EXCUSE MY JOCULARITY about all this, but I’m in a silly mood, having just read David Brooks’s declaration in the New York Times that John McCain’s defeat has inaugurated a “fight over the future of conservatism” between Traditionalists and Reformers.
Our own R. Emmett Tyrrell was quoted as an emblematic Traditionalist, while several fashionable young authors were classified as Reformers by Brooks, who insists this Republican defeat can be blamed on conservatives who “continue to insult the sensibilities of the educated class and the entire East and West Coasts.”
So if I’m in a mood for mockery, don’t blame me, blame Their Mister Brooks. And don’t blame him, really, since he’s merely trying to justify his salary.
The self-interest of intellectuals demands that they portray every election as fraught with existential significance, an honest-to-goodness Hegelian shift in the zeitgeist. Divining the zeitgeist and integrating the latest paradigm shift into our weltanschauung is the stock-in-trade of intellectuals, and if all that elevated cogitation could produce an extra 207,000 Republican votes in Ohio, maybe I would give a damn. But it can’t and I don’t.
The economy sucks, the war in Iraq is costing us about $5 billion
a week, the deficit’s out of control, and every time you turn on
the TV, another giant corporation is either declaring bankruptcy
or getting a bailout from the taxpayers.
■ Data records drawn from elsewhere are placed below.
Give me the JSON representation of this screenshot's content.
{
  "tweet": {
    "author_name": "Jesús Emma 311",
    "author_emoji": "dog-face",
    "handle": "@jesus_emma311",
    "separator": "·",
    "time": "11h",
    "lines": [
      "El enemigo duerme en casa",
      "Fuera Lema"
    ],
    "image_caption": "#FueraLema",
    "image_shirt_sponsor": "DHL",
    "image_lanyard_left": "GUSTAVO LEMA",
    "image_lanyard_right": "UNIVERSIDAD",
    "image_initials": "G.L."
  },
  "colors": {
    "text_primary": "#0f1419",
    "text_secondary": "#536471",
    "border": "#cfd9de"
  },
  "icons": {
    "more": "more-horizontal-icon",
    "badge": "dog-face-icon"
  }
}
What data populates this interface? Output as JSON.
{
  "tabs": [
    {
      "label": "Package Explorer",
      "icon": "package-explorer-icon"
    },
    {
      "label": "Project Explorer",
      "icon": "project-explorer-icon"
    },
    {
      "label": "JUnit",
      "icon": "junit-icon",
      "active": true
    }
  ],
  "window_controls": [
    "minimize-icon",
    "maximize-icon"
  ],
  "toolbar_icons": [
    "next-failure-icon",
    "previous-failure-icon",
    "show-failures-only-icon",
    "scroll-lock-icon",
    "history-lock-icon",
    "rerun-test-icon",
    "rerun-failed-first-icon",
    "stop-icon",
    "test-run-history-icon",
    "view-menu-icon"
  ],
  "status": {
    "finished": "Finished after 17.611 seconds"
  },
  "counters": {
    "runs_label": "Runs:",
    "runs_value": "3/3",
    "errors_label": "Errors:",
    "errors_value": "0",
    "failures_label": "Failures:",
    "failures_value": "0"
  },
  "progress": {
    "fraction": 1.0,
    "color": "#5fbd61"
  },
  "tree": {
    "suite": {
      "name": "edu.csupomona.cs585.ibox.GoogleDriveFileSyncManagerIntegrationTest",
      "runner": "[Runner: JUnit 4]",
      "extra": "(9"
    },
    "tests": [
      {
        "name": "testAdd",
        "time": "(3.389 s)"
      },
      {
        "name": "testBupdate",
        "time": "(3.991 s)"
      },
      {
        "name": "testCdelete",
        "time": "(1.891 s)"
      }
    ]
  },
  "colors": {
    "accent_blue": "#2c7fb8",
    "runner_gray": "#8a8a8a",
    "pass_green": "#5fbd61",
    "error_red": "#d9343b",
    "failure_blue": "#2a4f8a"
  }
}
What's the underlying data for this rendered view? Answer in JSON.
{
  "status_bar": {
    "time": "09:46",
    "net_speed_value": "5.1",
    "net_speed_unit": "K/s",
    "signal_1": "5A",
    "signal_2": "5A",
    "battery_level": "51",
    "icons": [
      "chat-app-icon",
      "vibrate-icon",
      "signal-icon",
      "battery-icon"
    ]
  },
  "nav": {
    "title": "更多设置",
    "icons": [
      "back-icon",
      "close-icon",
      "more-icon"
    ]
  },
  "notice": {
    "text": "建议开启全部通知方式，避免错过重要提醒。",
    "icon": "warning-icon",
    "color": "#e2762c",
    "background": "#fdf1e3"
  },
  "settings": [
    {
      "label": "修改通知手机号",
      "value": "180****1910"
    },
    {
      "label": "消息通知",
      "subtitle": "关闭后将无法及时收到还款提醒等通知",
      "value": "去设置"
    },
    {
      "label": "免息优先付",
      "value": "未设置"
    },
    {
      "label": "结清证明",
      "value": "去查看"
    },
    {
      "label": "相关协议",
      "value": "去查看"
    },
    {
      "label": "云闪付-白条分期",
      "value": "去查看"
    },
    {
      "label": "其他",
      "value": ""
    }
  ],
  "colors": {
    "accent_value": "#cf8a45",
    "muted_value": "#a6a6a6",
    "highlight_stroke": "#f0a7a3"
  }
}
You don’t need an
intellectual to tell you why this was a tough year to be a
Republican, but that’s not going to stop the pointy-heads from
explaining What It Really Means.
A man of faith in a godless age is hitting Americans where it hurts.
Mr. and Mrs. American Spectator Reader, let P.J. O’Rourke talk sense to your kids.
In Britain, defending your property can get you life.
The debacle of this president’s administration is both a cause and a symptom of the decline of American values. Unless Congress impeaches him, that decline will go on unchecked. An eminent jurist surveys the damage and assesses the chances for the recovery of our culture.
It won’t take long for conservatives to scratch this presidential wannabe off their 2008 scorecard.
The American Christmas, like the songs that celebrate it, makes room for everybody under the rainbow. Is that why so many people seem to be hostile to it?
Was the President done in by the economy, or by the politics of the economy?
H/T to National Review Online